So all of a sudden she’s a singer now?
Well, it wasn’t that opportunistic. While songwriting, she would often lay down reference tracks for the artists who would go on to record them, singing her lyrics the way she felt they needed to be sung so an artist could follow her cues from the demos. But according to Billboard, one day Republic Group president Charlie Walk listened in on her session for Hailee Steinfeld’s “Love Yourself” and saw potential. “I just thought, ‘Who’s that girl?’” he said. “Everyone said, ‘She only wants to write.’ But I wouldn’t accept that. Deep down inside, I think she knew she was an artist.” She didn’t think much of herself as a solo artist, but after Jason Derulo let her sing her own part on a song she wrote for him, 2015’s “Trade Hearts,” credited under her own name, she decided to test the waters. (She’d also previously recorded a couple EPs that never gained traction, so you can understand her hesitation.)

What do I need to know about her solo music?
She’s known for her biggest hit, “Issues,” which she initially wrote with Tranter for another artist. It’s a down-tempo earworm about the anxieties that develop within a relationship. There was reportedly a bidding war over the song, and Michaels nearly gave it away; she eventually had to fight to retain the rights to the song for herself. “I thought, This song is too much my story to give to someone else,” she told Billboard. “Maybe this is a sign. Maybe I want something different.” It’s since gone multi-platinum and is now Grammy-approved, but of course, it’s still her songwriting they’ve praised most. (Song of the Year recognizes the lyrics; Record of the Year goes to the performance.)

Where else can I hear her?
She recently put out an EP called Nervous System and is pushing her latest single, “Uh Huh” from it, but we recommend the ballad “Worst in Me” to really discover what her range is all about.

Cool.
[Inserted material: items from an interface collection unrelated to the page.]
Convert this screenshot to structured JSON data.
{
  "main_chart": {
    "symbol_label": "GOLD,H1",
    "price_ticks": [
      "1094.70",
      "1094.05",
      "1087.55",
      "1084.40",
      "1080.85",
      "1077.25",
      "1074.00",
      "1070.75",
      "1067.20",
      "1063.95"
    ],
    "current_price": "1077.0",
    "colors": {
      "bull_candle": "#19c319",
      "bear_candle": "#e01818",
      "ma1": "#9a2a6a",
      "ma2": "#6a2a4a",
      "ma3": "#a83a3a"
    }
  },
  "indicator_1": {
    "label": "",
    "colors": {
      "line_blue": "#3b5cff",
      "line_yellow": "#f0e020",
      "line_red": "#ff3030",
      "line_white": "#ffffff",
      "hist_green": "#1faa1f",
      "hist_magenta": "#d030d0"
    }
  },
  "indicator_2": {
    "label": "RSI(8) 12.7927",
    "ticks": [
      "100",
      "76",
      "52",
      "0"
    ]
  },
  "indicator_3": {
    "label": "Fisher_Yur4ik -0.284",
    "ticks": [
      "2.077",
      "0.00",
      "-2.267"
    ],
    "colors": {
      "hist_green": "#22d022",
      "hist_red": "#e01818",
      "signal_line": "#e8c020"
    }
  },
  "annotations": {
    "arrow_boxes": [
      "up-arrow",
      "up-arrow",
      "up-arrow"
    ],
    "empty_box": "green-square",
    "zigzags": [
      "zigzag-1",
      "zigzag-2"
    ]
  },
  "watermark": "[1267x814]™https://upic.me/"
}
That’s all?
One time the VMAs cut her off mid-performance to promote more famous artists. It was rude. Don’t do that, Grammys.

Who Is Best New Artist Nominee Julia Michaels?